WHAT YOU HAVE TO DO
Count every line in the records below that contains the string "area". Report that number alone.

- - - - -

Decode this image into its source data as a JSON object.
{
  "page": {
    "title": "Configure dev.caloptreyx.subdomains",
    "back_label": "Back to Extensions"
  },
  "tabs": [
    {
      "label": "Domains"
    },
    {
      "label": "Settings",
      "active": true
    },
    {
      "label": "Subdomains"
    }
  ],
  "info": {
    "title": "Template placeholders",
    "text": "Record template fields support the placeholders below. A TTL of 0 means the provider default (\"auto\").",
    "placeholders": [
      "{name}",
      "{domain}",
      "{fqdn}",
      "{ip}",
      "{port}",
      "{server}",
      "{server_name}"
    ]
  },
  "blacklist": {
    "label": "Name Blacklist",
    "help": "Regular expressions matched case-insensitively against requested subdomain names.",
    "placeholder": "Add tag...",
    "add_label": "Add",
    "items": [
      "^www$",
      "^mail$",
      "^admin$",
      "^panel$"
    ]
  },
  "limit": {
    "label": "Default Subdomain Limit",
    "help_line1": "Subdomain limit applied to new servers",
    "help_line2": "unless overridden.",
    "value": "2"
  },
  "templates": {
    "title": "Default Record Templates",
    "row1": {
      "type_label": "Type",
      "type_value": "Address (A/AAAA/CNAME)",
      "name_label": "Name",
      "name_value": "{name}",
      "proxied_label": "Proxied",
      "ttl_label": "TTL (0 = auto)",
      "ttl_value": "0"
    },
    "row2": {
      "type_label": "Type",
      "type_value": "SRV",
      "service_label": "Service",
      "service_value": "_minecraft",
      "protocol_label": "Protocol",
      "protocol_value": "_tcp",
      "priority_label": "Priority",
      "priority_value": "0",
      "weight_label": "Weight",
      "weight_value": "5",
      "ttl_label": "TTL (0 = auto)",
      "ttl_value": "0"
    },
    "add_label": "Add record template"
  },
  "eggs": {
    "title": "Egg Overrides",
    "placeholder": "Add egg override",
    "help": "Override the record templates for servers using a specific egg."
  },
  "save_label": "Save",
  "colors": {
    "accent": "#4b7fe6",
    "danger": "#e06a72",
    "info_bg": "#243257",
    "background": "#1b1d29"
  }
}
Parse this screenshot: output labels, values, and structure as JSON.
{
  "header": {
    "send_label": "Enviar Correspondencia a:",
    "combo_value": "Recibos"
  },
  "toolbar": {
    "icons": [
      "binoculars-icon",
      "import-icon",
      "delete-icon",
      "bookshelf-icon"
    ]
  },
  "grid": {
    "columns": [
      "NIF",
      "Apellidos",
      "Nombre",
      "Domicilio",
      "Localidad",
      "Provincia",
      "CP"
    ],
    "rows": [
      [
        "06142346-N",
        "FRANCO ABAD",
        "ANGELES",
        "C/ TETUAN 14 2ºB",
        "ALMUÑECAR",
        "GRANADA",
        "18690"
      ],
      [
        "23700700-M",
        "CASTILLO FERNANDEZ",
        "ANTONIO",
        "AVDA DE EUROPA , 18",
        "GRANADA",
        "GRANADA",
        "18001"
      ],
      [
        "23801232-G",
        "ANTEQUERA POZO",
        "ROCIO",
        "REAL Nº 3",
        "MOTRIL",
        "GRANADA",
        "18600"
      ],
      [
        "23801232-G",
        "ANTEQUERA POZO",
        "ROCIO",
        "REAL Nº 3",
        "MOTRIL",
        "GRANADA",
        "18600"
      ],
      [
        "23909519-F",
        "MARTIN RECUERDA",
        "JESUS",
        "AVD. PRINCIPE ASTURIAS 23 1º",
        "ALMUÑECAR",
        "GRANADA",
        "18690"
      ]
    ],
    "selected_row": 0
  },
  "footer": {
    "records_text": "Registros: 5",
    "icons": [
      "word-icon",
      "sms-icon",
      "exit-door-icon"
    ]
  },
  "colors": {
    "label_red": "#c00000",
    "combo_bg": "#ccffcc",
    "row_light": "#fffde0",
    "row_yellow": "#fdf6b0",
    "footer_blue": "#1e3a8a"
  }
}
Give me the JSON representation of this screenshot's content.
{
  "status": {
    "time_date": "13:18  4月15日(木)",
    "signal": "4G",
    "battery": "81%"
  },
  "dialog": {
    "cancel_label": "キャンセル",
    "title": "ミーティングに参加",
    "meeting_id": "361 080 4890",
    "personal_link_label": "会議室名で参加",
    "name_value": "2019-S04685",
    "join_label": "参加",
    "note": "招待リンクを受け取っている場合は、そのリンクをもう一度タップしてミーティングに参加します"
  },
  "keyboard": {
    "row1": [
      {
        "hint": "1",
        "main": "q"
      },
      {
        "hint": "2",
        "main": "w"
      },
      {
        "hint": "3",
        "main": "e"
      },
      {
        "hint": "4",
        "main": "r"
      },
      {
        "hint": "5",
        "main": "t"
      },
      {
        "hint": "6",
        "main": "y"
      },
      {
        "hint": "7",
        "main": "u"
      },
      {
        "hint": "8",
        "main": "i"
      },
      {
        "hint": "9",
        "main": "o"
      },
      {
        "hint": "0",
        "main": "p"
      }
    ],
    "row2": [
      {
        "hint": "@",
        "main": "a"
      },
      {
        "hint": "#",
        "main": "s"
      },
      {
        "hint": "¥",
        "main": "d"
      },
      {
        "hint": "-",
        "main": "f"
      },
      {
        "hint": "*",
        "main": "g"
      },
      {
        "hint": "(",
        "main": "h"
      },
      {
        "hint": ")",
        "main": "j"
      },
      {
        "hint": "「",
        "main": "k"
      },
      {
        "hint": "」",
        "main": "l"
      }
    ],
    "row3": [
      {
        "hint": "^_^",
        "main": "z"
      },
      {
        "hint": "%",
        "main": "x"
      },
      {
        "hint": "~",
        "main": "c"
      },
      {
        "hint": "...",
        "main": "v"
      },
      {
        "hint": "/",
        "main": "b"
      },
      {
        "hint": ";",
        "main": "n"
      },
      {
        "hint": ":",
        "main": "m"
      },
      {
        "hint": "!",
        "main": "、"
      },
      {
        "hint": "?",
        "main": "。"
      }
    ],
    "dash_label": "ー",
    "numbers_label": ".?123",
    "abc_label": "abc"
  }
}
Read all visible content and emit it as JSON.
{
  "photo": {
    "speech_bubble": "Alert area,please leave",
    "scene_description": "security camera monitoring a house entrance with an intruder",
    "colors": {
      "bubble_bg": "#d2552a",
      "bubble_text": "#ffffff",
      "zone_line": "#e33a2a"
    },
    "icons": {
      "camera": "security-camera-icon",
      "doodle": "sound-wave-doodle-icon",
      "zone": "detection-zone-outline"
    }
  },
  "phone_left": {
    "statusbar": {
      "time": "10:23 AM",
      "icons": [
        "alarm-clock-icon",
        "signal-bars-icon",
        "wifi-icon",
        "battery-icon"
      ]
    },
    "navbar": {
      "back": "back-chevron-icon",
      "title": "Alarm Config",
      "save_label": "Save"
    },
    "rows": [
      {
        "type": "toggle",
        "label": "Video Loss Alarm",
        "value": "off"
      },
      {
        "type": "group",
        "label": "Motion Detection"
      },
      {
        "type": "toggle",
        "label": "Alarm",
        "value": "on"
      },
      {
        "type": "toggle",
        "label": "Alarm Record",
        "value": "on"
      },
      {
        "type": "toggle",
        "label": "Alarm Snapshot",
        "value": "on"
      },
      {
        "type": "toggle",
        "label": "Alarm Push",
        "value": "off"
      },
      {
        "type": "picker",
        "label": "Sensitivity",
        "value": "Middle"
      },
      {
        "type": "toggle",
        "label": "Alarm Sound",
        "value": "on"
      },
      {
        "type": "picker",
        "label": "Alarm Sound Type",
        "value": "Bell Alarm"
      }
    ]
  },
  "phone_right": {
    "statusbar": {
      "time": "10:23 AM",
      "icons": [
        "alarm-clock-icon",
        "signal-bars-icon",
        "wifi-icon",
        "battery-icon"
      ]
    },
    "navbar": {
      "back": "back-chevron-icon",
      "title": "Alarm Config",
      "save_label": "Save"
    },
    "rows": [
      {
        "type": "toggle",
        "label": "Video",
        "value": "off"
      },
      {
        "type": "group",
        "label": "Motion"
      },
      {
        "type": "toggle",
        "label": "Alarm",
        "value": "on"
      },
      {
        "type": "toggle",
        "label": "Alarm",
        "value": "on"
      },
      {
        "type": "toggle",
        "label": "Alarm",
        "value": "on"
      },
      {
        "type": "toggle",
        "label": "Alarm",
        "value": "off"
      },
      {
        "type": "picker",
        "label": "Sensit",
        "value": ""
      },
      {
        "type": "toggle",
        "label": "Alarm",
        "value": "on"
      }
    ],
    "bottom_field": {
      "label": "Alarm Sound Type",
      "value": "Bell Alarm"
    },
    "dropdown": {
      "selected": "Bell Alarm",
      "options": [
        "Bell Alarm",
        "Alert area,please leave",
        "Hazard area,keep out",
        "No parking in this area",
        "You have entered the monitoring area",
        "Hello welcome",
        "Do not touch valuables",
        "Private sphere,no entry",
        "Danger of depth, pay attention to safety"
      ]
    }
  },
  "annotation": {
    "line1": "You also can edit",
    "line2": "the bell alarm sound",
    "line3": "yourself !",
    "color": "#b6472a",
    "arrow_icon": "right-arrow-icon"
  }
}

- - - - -

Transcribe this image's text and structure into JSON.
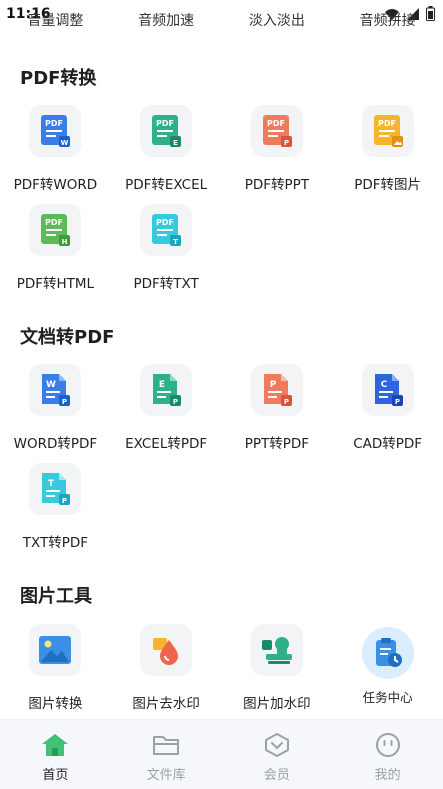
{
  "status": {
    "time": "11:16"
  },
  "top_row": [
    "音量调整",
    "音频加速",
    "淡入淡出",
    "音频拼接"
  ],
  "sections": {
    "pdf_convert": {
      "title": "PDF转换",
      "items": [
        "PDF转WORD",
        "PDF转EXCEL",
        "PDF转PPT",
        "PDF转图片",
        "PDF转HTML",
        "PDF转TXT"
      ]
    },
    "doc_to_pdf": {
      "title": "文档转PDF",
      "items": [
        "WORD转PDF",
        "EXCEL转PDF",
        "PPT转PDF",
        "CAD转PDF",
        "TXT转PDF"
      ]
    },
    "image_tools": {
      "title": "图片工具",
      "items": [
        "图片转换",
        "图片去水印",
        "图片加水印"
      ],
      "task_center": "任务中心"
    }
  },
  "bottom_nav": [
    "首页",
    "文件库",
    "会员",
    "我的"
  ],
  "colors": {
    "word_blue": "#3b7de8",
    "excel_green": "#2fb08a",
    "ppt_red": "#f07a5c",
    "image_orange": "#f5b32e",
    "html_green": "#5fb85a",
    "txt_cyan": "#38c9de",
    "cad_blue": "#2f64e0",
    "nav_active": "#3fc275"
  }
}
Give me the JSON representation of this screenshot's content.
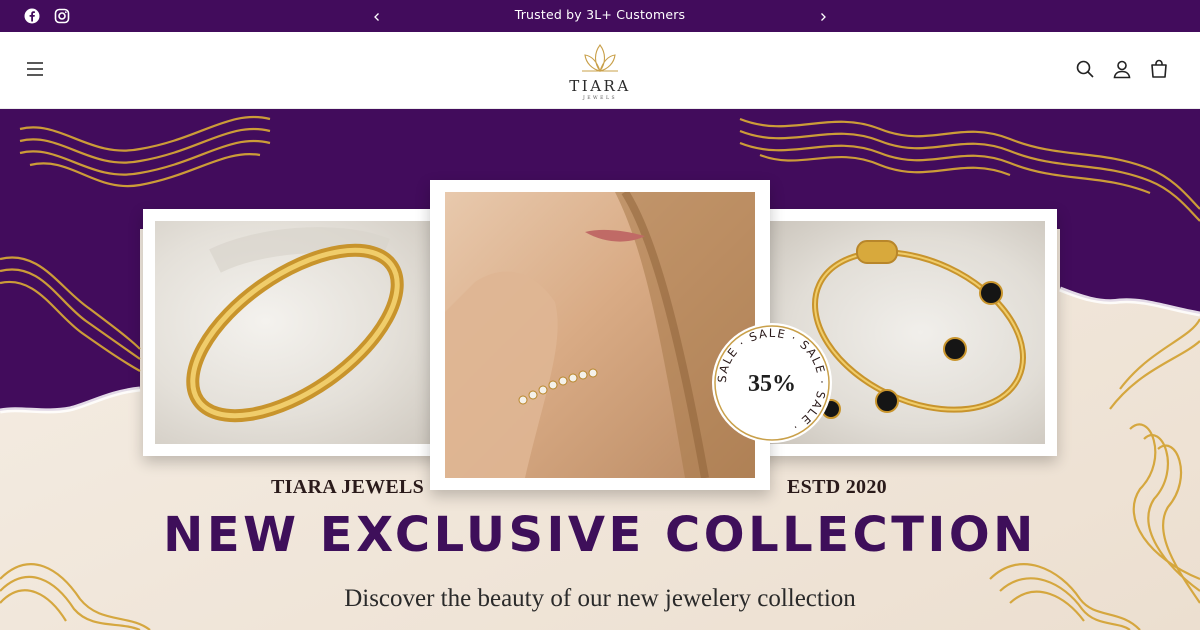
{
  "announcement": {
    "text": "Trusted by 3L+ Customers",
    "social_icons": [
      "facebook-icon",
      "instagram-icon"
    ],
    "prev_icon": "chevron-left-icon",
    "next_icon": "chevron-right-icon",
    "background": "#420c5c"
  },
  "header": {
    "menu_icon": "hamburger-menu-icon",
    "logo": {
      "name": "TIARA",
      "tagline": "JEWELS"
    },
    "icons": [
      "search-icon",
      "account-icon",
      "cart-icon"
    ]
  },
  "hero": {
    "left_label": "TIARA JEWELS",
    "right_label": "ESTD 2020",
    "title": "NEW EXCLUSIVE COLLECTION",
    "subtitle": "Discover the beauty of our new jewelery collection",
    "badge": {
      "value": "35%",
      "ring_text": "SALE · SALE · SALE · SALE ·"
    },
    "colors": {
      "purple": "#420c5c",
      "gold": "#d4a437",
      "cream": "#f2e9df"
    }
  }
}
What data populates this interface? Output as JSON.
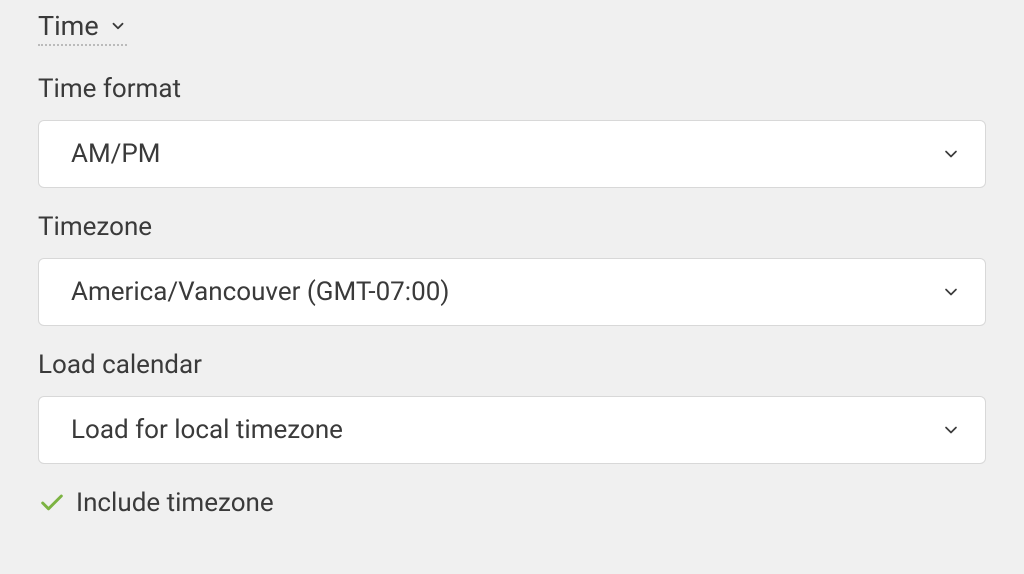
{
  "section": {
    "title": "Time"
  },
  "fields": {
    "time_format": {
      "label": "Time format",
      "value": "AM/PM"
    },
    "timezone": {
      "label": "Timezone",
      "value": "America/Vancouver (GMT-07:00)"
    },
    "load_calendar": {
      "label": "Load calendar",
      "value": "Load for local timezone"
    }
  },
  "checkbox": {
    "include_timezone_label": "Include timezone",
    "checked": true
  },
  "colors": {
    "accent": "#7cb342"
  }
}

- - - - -

PROBLEM SOLUTION
5